As mentioned at the outset, the common theme which unites these three studies is that all three have implications for marketing promotions. To date, relatively little work has been done on point of purchase displays (see Schindler et al.). In contrast, there are quite a few studies on advertising effects (see Grossbart et al. and Stern). Perhaps it is time in consumer research that we begin to study how some of these promotional devices interact. For example, some interesting experiments could be designed to explore how advertising and POP displays work together to influence choice behavior. As suggested by other speakers at this conference, consumer behavior research may be able to contribute to marketing knowledge by widening its frame of reference, by considering together variables which previously have been studied only in isolation. The framework outlined in Figure A provides one approach for organizing and guiding such a comprehensive investigation of marketing communications.

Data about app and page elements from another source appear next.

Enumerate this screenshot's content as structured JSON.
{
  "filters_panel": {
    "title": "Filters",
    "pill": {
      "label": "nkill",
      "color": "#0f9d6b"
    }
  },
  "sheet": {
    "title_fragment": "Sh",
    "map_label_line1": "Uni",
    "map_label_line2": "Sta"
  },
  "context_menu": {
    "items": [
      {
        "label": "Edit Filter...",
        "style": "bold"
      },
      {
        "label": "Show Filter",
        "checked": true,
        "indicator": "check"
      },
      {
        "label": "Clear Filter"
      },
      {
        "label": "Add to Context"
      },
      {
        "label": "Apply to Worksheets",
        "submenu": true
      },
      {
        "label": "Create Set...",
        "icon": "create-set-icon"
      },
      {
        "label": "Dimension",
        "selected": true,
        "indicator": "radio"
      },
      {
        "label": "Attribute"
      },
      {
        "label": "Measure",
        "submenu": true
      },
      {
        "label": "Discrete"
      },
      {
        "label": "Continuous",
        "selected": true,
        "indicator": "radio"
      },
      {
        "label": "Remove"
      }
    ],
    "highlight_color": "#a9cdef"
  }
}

Cox, Keith (1964), "The Responsiveness of Food Sales to Supermarket Shelf Space Changes," Journal of Marketing Research, 1 (Hay), 63-7.

Cox, Keith (1970), "The Effects of Shelf Space Upon Sales of Branded Products," Journal of Marketing Research, 7 (February), 55-8.

Grossbart, Sanford, James Gill, and Russell N. Laczniak (1987), "Influence of Brand Commitment and Claim Strategy on Consumer Attitudes," in Advances in Consumer Research, Vol. 14, eds. P. Anderson and M. Wallendorf, Ann Arbor, MI: Association for Consumer Research.

Miller, George A. (1956), "The Magical Number Seven, Plus or Minus Two: Some Limits on Our Capacity for Processing Information," Psychological Review, 63, 81-97.

Schindler, Robert M., Michael Berbaum, and Donna R. Weinzimer (1987), 'Mow an Attention-getting Device Can Affect Quick Choice among Similar Alternatives," in Advances in Consumer Research, Vol. 14, eds. P. Anderson and M. Wallendorf. Ann Arbor, MI: Association for Consumer Research.

Stern, Barbara B. (1987), "Gender Research and the Services Consumer: New Insights and New Directions," In Advances in Consumer Research, Vol. 14, eds. P. Anderson and M. Wallendorf, Ann Arbor, MI: Association for Consumer Research.